http://www.quirksmode.org/dom/getstyles.html


it 's more than what you are looking for.
With DOM,
First set and ID for every tag you want to manipulate attributes.
i.e.
<div id="myDiv" style="font-size:10px;">My Text</div>

inside a function

var obj = document.getElementByID("myDiv");
obj.style.fontSize ="14px";

Author

Commented:
The problem is that that is inside the HTML editor and that is the selected text.
Carlos, please don't give me any points for this comment, but I just don't see how you can do the things you want with the platform you are *forced* to use.  Can you not *insist* that your management wake up to the fact that it is the platform forced upon you that is the problem, not HTML, Jscript, javascript of CSS, where in an open coding environment, you can do more or less anything?

Author

Commented:
Scrathcyboy,

You are totally correct. But somethings are outside your control. Does not matter how many degrees, years of experience you have, what matters at the end of the day is what you need to do even if the voice of reason is not heard. Go figure.

Author

Commented:
What I would like to know is this:

On browsers, font size varies from 1 to 7. I would like to know how can I convert that to the corresponding font size in pixels for the current screen resolution.

I've found this:

Browser font size 1 -> Safari: 10 px (Actual font size: 8 px)
Browser font size 2 -> Safari: 13 px (Actual font size: 10 px)
Browser font size 3 -> Safari: 16 px (Actual font size: 12 px)
Browser font size 4 -> Safari: 18 px (Actual font size: 14 px)
Browser font size 5 -> Safari: 24 px (Actual font size: 18 px)
Browser font size 6 -> Safari: 32 px (Actual font size: 24 px)
Browser font size 7 -> Safari: 48 px (Actual font size: 36 px)

But I think it is wrong because it should be a function of the current screen resolution and not just a simple table conversion.

Yes and no.  The font size is a fixed size in pixels, so as you go to smaller resolutions, like 640 instead of 1280, then the fonts get smaller, but the font size remains the same.  It is the VIEWPORT that is changing as you go down -- like a magnifying glass -- hence the 640 is stretched (i.e. enlarged) onto the same screen size as 1280, so yes, now the fonts look a lot bigger, but only because of stretching 640 pixels over an area the same as 1280 -- make sense?

I can send you a table of all the font size conversions if you want.  See my profile, email me, I will be happy to send it to you.  It is not on the web, as I made it up a while back.

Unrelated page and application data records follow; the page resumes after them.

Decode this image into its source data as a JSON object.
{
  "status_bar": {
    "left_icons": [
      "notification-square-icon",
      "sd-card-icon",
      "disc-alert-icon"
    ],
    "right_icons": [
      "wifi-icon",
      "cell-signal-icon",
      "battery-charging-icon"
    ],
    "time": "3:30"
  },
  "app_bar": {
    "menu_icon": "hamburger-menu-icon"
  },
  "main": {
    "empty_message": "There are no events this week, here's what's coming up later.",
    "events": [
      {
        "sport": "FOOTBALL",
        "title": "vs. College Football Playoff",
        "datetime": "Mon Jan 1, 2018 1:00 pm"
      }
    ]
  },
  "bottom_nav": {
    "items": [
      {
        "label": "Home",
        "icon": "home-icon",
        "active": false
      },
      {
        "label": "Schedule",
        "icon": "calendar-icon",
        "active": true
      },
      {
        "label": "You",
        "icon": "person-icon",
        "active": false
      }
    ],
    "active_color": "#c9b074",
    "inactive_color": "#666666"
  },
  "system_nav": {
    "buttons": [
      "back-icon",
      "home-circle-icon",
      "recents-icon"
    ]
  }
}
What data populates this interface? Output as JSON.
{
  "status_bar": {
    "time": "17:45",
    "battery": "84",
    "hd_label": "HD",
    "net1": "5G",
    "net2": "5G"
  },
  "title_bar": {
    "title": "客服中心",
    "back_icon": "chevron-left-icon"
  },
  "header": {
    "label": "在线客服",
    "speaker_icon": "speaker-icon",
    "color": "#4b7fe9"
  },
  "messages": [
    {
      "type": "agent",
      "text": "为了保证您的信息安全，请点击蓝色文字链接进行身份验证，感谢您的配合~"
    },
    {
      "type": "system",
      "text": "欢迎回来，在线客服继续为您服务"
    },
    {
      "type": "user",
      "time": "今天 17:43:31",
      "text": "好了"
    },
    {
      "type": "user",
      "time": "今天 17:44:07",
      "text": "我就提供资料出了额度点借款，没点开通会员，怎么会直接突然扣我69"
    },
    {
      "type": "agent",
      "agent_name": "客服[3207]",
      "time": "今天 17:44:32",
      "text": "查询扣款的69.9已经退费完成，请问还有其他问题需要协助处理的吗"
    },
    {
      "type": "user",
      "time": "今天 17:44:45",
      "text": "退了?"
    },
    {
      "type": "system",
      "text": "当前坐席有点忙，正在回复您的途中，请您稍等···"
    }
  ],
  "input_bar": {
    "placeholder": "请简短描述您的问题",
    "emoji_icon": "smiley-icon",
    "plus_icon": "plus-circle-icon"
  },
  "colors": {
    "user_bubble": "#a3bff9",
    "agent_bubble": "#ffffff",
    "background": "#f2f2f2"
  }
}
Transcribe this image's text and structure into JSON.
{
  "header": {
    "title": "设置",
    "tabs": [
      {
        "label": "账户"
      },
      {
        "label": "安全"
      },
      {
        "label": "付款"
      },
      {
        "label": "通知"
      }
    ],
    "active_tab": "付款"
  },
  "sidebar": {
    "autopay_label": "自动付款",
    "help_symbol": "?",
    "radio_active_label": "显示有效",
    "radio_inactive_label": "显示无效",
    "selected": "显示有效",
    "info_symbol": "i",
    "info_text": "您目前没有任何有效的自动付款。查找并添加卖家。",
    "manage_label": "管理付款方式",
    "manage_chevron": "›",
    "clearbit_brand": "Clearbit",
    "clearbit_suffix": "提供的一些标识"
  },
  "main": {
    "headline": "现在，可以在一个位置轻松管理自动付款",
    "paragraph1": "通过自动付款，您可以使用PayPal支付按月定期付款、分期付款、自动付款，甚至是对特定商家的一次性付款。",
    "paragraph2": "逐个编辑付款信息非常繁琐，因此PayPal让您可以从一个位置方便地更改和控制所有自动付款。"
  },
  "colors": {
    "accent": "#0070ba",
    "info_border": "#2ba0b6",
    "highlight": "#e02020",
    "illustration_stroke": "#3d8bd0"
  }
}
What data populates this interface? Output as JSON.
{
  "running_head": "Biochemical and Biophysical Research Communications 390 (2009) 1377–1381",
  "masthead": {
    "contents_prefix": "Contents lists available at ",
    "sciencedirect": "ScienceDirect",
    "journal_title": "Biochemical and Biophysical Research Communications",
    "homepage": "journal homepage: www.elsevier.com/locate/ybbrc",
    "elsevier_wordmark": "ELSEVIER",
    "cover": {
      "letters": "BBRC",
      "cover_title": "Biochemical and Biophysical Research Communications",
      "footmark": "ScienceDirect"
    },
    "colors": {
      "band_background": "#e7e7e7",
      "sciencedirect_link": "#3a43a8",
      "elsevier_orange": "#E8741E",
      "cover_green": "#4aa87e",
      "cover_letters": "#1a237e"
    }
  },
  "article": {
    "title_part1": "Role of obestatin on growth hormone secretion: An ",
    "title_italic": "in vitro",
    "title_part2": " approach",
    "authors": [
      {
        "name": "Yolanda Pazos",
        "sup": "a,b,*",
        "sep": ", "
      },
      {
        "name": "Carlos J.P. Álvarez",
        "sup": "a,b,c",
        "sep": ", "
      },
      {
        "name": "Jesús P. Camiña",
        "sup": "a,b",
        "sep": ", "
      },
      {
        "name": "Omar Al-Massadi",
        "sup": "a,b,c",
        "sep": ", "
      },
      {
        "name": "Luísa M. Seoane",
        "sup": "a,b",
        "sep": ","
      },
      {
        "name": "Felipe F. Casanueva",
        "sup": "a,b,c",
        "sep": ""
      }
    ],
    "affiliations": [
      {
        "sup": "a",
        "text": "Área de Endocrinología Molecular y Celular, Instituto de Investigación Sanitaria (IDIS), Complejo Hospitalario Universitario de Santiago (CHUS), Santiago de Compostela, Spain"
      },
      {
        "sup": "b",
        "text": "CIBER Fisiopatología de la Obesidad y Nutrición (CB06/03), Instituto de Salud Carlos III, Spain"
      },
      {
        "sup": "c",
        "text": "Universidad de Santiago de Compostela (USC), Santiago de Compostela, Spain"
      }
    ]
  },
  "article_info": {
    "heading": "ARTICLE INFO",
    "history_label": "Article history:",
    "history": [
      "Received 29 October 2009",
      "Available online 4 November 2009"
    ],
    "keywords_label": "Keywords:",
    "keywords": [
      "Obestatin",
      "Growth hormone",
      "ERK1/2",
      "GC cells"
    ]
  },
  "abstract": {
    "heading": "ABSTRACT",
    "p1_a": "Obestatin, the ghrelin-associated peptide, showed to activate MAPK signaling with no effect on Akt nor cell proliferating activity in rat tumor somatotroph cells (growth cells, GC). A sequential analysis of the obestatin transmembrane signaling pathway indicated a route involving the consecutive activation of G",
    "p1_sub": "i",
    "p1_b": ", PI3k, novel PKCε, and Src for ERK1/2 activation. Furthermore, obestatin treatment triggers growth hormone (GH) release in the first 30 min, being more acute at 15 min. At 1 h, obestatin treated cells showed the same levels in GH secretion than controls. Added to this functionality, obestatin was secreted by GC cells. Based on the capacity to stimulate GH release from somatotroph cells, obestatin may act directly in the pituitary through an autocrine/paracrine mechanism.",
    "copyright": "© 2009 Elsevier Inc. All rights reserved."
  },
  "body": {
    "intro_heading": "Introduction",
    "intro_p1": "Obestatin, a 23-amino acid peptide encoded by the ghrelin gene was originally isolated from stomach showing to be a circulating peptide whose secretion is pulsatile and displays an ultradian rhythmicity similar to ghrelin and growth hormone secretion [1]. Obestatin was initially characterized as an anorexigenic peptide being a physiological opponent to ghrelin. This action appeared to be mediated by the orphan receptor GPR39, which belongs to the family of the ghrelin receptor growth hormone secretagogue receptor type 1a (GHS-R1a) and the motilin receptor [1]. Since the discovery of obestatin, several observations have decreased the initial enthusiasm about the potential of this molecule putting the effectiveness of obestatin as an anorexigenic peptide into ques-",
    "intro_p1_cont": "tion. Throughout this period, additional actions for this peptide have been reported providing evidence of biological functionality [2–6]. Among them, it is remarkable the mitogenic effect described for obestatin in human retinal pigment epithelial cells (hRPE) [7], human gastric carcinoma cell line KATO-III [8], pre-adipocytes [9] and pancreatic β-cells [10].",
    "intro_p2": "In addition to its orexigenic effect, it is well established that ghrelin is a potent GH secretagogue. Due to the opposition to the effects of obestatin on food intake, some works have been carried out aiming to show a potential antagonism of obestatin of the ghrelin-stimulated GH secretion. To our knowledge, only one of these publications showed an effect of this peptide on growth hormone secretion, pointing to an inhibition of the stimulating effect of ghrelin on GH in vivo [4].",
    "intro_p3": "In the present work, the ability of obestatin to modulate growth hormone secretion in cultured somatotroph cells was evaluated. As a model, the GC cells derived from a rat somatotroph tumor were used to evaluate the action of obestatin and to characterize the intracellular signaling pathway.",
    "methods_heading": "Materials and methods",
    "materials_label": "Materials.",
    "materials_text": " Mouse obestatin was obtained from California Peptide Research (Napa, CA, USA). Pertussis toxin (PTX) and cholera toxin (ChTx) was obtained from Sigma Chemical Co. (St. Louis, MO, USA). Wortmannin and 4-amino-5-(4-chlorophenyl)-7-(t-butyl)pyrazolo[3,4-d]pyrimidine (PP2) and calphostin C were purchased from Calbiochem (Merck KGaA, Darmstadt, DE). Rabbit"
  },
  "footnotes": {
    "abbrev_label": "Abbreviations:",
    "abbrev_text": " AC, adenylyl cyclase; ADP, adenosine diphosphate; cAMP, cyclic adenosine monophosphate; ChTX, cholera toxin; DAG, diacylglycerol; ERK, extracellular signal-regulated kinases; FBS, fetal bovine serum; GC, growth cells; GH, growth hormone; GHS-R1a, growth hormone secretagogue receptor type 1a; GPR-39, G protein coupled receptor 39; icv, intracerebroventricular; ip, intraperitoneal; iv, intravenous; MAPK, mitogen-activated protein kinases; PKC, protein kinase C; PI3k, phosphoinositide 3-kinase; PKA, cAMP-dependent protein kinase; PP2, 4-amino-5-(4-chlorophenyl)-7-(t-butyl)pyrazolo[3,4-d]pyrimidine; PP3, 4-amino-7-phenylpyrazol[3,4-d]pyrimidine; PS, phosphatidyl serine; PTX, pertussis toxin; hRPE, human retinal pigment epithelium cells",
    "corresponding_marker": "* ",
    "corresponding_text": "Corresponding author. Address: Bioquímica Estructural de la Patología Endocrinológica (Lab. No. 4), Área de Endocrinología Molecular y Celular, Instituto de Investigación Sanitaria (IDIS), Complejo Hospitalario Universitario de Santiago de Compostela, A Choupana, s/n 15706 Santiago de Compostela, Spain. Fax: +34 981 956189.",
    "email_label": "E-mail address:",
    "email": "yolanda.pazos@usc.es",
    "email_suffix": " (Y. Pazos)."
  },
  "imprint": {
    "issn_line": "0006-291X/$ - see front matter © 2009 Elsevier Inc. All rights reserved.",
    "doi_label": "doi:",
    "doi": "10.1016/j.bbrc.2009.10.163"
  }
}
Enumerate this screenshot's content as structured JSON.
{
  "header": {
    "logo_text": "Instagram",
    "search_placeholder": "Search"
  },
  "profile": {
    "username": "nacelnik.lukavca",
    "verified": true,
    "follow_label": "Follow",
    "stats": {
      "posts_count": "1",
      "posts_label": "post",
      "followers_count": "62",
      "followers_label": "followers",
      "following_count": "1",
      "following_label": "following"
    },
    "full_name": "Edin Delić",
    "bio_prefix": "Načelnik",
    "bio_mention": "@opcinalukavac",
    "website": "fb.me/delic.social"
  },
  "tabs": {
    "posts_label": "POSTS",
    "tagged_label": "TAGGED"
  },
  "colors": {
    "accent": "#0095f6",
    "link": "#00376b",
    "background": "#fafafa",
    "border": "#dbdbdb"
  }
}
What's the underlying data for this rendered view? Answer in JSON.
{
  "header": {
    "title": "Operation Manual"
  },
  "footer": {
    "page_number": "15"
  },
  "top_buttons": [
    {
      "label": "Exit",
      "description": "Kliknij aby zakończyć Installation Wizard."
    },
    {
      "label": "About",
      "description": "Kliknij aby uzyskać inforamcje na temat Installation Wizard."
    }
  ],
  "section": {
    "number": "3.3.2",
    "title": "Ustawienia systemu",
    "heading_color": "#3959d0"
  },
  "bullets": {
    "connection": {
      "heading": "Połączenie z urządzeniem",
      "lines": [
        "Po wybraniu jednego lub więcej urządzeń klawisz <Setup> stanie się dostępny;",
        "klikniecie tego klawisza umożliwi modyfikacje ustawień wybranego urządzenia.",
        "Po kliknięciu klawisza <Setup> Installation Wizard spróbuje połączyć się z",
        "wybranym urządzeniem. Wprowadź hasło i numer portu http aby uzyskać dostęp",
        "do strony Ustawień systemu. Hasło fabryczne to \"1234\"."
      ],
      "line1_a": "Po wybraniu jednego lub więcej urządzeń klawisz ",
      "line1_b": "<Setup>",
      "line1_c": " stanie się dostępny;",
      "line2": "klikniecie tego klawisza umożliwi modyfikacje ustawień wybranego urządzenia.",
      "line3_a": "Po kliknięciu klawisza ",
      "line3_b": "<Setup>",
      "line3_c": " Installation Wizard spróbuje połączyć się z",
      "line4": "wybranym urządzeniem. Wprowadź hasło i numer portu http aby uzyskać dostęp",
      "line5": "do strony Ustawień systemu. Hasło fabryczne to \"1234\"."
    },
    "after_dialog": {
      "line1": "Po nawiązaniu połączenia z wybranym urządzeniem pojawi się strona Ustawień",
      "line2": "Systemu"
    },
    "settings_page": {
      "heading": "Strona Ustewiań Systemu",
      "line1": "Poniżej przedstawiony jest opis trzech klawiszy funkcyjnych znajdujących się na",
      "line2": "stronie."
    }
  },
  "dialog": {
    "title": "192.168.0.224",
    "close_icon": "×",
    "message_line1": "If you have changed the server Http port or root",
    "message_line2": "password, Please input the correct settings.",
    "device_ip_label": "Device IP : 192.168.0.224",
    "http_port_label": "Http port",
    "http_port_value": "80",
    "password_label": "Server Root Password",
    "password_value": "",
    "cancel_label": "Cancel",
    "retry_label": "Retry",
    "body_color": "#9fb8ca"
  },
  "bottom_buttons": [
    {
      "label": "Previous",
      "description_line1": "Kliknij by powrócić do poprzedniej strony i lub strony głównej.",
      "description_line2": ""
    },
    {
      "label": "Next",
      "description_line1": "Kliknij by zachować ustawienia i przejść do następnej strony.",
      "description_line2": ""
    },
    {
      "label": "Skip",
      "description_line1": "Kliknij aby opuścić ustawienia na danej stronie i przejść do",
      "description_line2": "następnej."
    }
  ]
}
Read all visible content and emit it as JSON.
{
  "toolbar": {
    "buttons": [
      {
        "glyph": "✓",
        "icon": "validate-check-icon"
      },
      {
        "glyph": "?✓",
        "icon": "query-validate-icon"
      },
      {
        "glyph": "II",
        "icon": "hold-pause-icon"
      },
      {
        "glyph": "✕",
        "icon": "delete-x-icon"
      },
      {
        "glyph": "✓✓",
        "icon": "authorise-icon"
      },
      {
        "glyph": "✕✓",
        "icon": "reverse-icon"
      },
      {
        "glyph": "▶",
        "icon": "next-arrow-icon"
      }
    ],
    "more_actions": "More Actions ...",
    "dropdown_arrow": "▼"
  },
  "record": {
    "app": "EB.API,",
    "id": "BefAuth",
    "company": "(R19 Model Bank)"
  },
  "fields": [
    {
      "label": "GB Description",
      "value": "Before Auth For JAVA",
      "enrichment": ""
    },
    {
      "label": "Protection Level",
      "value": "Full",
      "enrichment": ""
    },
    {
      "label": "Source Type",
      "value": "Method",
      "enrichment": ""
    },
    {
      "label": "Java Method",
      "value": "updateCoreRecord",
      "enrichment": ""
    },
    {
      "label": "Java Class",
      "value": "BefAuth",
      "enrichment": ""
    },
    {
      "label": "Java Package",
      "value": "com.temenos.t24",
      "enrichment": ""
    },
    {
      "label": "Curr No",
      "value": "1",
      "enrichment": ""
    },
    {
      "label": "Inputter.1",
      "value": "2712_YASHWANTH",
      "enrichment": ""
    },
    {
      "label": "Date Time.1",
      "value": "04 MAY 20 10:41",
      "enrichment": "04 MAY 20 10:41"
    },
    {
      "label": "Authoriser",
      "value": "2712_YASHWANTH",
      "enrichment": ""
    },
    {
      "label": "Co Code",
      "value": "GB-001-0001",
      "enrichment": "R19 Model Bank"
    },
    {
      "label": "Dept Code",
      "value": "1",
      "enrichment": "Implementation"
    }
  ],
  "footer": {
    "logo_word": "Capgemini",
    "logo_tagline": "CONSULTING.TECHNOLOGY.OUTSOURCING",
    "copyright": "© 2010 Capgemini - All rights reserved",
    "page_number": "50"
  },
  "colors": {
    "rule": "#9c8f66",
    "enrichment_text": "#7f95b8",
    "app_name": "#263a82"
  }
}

Author

Commented:
Wouldn't that depend on the type of the font too? Depending on the font family I assume the number should be different, correct?
The table I sent works for ALL font sizes that are text based, and non-script.  Sure ARIAL is bigger than Times, and ALL fonts have different metrics, but comparing Times to Times, the sizing is consistent.  So no, the number is not different within the one font type, it is different between different font types.  There is no such thing as a font "family" when it comes to exact size.  Arial, Verdana and Sans Serif are all different sized fonts.  The "family" concept came about to distinguish serif based fonts from non-serif fonts.